■ Activity
Beginning at the line that includes "Extract the structured", print each remaining line of the data word for word. Output nothing else.

Top of Given information

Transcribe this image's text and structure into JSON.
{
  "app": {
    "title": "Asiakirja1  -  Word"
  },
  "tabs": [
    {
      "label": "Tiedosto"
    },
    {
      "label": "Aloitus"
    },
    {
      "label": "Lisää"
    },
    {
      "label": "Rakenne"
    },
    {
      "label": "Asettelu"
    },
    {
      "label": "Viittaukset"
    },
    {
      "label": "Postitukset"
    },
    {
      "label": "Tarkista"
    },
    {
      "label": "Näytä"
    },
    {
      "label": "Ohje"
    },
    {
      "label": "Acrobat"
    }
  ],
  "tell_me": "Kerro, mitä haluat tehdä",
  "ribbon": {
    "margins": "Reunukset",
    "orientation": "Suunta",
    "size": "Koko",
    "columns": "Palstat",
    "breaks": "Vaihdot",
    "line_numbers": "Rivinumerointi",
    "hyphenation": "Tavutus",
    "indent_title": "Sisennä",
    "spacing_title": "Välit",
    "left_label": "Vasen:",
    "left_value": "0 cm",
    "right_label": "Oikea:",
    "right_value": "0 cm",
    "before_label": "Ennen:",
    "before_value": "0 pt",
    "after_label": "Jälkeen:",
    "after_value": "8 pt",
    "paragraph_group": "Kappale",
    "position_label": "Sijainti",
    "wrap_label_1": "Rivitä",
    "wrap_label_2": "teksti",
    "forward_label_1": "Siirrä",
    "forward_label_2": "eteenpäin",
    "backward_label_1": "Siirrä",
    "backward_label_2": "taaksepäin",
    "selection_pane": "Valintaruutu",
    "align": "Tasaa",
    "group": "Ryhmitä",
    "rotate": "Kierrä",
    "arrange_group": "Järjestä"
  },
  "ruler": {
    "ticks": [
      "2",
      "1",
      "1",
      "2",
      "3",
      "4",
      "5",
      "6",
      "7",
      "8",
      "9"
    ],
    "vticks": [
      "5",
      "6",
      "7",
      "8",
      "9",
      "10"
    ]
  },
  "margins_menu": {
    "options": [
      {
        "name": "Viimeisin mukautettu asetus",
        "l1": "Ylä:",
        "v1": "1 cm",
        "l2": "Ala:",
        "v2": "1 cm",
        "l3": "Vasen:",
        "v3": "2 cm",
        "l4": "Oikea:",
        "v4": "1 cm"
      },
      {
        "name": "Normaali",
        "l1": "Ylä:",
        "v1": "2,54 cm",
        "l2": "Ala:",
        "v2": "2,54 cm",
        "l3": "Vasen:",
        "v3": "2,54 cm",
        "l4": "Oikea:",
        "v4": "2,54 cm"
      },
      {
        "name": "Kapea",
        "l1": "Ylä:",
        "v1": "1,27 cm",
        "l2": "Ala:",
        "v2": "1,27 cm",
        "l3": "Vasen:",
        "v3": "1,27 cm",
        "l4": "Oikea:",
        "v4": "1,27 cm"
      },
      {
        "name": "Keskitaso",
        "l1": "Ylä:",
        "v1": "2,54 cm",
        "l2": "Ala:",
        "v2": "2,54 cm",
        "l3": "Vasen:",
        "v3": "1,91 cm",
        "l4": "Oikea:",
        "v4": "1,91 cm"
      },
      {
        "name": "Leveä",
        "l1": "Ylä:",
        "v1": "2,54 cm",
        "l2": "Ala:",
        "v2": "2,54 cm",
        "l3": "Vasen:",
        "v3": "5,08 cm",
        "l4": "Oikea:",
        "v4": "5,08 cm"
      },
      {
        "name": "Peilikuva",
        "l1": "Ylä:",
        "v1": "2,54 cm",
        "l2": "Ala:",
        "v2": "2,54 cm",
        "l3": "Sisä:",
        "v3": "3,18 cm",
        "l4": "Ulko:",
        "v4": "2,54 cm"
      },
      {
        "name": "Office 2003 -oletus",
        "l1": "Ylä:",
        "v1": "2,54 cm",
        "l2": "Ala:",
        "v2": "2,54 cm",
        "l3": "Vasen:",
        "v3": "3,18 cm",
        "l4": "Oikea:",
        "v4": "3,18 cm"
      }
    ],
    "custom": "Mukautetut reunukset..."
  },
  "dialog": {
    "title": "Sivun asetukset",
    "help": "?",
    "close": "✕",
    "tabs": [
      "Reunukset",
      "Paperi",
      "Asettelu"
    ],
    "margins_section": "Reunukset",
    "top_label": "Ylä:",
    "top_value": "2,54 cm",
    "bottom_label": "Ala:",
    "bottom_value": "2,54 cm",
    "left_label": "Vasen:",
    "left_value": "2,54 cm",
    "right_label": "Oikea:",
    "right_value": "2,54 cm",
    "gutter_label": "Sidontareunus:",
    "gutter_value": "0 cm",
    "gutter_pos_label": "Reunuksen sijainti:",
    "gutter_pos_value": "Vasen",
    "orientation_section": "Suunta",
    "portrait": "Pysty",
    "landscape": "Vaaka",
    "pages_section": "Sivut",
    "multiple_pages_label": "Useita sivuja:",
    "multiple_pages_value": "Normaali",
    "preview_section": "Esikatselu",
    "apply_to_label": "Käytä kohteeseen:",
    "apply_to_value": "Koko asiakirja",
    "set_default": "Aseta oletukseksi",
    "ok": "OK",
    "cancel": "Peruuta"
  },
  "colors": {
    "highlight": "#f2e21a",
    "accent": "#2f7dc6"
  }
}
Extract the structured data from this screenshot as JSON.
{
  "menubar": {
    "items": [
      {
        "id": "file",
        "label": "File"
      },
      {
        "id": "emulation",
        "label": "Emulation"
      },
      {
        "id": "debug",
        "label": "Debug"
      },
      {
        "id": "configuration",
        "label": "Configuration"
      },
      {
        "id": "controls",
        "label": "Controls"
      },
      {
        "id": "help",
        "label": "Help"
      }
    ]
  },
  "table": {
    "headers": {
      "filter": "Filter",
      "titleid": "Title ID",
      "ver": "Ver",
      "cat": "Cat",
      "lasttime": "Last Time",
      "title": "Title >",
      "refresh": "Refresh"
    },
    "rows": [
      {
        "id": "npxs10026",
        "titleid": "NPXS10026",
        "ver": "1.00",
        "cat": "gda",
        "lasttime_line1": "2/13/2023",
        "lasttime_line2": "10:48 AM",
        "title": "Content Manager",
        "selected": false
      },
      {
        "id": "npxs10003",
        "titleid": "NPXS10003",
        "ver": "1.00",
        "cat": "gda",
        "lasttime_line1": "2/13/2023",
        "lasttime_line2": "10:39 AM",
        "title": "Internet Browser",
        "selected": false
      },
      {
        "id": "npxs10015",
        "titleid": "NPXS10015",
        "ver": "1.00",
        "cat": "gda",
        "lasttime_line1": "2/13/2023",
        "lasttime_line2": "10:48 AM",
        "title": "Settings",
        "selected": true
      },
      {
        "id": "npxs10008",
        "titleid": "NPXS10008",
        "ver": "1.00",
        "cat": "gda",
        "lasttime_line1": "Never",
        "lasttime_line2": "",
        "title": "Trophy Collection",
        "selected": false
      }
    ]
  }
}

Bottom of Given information

■ Answer
Extract the structured data from this screenshot as JSON.
{
  "menubar": {
    "items": [
      {
        "id": "file",
        "label": "File"
      },
      {
        "id": "emulation",
        "label": "Emulation"
      },
      {
        "id": "debug",
        "label": "Debug"
      },
      {
        "id": "configuration",
        "label": "Configuration"
      },
      {
        "id": "controls",
        "label": "Controls"
      },
      {
        "id": "help",
        "label": "Help"
      }
    ]
  },
  "table": {
    "headers": {
      "filter": "Filter",
      "titleid": "Title ID",
      "ver": "Ver",
      "cat": "Cat",
      "lasttime": "Last Time",
      "title": "Title >",
      "refresh": "Refresh"
    },
    "rows": [
      {
        "id": "npxs10026",
        "titleid": "NPXS10026",
        "ver": "1.00",
        "cat": "gda",
        "lasttime_line1": "2/13/2023",
        "lasttime_line2": "10:48 AM",
        "title": "Content Manager",
        "selected": false
      },
      {
        "id": "npxs10003",
        "titleid": "NPXS10003",
        "ver": "1.00",
        "cat": "gda",
        "lasttime_line1": "2/13/2023",
        "lasttime_line2": "10:39 AM",
        "title": "Internet Browser",
        "selected": false
      },
      {
        "id": "npxs10015",
        "titleid": "NPXS10015",
        "ver": "1.00",
        "cat": "gda",
        "lasttime_line1": "2/13/2023",
        "lasttime_line2": "10:48 AM",
        "title": "Settings",
        "selected": true
      },
      {
        "id": "npxs10008",
        "titleid": "NPXS10008",
        "ver": "1.00",
        "cat": "gda",
        "lasttime_line1": "Never",
        "lasttime_line2": "",
        "title": "Trophy Collection",
        "selected": false
      }
    ]
  }
}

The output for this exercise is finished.